Please restate exactly the lines of the data below, beginning with the line containing "Output a JSON" and ending with the last line.

Website and app data records:
···

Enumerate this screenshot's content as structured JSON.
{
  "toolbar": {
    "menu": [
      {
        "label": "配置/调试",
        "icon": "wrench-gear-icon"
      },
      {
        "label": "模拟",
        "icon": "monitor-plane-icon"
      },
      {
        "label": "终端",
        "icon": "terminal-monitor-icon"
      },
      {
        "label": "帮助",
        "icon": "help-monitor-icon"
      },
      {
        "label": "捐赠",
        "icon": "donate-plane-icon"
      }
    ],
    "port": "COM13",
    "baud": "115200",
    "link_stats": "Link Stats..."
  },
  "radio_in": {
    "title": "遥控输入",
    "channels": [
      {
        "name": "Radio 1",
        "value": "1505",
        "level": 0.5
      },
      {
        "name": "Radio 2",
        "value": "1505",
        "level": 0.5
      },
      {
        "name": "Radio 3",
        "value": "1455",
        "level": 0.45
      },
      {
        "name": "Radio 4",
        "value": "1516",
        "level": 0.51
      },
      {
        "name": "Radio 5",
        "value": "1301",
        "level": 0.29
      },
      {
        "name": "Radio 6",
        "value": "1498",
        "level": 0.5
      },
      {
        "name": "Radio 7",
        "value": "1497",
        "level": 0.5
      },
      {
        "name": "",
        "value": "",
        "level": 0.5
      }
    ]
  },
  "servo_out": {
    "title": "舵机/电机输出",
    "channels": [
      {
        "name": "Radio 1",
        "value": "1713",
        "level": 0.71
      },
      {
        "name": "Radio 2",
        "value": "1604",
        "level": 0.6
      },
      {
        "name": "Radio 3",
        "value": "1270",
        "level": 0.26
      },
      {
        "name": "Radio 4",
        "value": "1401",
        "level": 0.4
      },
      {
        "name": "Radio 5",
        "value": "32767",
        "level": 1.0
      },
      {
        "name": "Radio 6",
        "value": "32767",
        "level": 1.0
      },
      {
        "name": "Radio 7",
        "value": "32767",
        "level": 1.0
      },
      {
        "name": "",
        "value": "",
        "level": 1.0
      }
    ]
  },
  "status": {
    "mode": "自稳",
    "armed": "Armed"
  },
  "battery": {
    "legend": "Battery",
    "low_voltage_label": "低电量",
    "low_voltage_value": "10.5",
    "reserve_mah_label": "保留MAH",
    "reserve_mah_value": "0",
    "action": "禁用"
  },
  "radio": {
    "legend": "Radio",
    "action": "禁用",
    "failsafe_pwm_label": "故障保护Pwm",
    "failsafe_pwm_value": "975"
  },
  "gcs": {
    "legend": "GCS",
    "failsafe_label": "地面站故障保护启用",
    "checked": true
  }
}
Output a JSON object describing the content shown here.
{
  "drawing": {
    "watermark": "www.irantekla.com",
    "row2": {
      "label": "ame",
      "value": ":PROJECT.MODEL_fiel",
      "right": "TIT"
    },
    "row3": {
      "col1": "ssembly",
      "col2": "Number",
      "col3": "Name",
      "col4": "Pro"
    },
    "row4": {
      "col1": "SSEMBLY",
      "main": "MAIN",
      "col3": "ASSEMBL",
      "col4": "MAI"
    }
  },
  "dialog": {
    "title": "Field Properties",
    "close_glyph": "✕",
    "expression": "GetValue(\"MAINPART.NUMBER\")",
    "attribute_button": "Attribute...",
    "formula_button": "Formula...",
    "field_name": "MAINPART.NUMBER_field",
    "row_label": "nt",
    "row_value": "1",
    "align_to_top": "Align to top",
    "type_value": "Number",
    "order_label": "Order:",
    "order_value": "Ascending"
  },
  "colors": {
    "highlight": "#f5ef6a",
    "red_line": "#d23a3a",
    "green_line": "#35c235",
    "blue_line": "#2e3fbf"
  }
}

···

Output of the task:
Output a JSON object describing the content shown here.
{
  "drawing": {
    "watermark": "www.irantekla.com",
    "row2": {
      "label": "ame",
      "value": ":PROJECT.MODEL_fiel",
      "right": "TIT"
    },
    "row3": {
      "col1": "ssembly",
      "col2": "Number",
      "col3": "Name",
      "col4": "Pro"
    },
    "row4": {
      "col1": "SSEMBLY",
      "main": "MAIN",
      "col3": "ASSEMBL",
      "col4": "MAI"
    }
  },
  "dialog": {
    "title": "Field Properties",
    "close_glyph": "✕",
    "expression": "GetValue(\"MAINPART.NUMBER\")",
    "attribute_button": "Attribute...",
    "formula_button": "Formula...",
    "field_name": "MAINPART.NUMBER_field",
    "row_label": "nt",
    "row_value": "1",
    "align_to_top": "Align to top",
    "type_value": "Number",
    "order_label": "Order:",
    "order_value": "Ascending"
  },
  "colors": {
    "highlight": "#f5ef6a",
    "red_line": "#d23a3a",
    "green_line": "#35c235",
    "blue_line": "#2e3fbf"
  }
}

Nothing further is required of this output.